Promote Innovation • Advance space exploration • Provide objective advice
How much did we really spend to go to the Moon?
The United States spent $20.6 billion preparing to go to the Moon the first time. The actual expeditions to and around the Moon (there were 9) cost $4.6 billion. Accurate accounting helps to establish an appropriate baseline for calculating the cost of future space missions, including a permanent return.
Read Howard McCurdy's summary of the cost of the Apollo Moon program.
How much does space exploration cost?
Howard McCurdy and Roger Launius propose a method for assessing the financial burden that space expeditions impose on the national economy. The method calculates the cost of the program as a proportion of the gross domestic product in the year the expedition is approved. Excerpted from their new book on NASA Spaceflight: A History of Innovation by Launius and McCurdy, published in late 2017 by Palgrave Macmillan.
What did the space shuttle cost?
The space shuttle program cost $116.1 billion. That paid for five orbiters, four test flights and 131 orbital missions flown between 1982 and 2011.
Excerpt from the new book by Roger D. Launius and Howard E. McCurdy, NASA Spaceflight: A History of Innovation. Palgrave Macmillan 2018: 14-16
Two Pi is a university-based initiative that examines government policies aimed at promoting innovation in space, science and technology.
Two Pi provides information and policy advice through objective analysis and research. These efforts result in the production of publicly-available papers that can be found on the 2Pi web site. The site also features materials that assist in the teaching of science and technology policy.
TwoPi is located in the School of Public Affairs at American University in Washington, D.C.
New Book Underway
Howard McCurdy and Roger Launius are working on a new book tentatively titled The Innovative Society. It traces the history of government support for science and technology and is designed for use as a textbook in a university course on science and technology policy. The book draws on material included in four previous studies prepared by the authors. Links to those studies can be found below.
McCurdy, Strategy Planning Study: Government Roles in Creating Markets for New Technologies (2003).
Launius, Historical Analogs for the Stimulation of Space Commerce (2014).
McCurdy, The Economics of Innovation: Mountaineering and the American Space Program (2013).
McCurdy, From Sailing Ships to Space Ships: An Economic History (2017).

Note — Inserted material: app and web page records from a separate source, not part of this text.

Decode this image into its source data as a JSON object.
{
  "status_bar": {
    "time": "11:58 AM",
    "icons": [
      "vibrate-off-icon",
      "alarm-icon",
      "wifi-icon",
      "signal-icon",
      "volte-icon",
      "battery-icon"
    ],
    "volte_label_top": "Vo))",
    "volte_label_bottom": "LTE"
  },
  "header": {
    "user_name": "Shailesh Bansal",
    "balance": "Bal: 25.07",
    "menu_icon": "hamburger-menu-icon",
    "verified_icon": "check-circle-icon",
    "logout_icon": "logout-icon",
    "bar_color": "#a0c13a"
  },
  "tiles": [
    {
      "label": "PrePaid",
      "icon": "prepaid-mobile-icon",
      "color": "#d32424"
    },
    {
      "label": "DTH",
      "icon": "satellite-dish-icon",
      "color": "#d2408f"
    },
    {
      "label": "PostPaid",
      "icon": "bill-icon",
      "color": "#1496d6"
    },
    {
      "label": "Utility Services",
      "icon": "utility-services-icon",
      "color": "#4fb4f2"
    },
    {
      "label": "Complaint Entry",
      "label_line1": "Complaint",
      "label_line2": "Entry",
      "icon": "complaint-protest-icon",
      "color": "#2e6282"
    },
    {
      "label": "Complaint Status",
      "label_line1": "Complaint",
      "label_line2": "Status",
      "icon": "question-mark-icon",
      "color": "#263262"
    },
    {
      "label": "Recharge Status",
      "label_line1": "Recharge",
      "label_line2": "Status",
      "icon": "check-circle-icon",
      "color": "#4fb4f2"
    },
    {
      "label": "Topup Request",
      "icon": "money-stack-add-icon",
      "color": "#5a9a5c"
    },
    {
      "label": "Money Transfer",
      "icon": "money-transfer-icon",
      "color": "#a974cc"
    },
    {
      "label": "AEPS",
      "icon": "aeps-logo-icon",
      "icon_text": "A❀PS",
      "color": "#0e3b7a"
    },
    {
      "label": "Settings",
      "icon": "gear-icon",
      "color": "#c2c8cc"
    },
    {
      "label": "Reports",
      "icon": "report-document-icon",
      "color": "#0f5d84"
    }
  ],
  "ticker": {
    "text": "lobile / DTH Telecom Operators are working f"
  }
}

This season’s image: A crewmember on the International Space Station took this nighttime photograph of the eastern United States in 2012. Long Island and New York City are visible on the lower right, with lines of illumination outlining Philadelphia, Baltimore, Washington, D.C., Richmond and the Hampton Roads region of Virginia to the left. Clouds obscure some of the interior.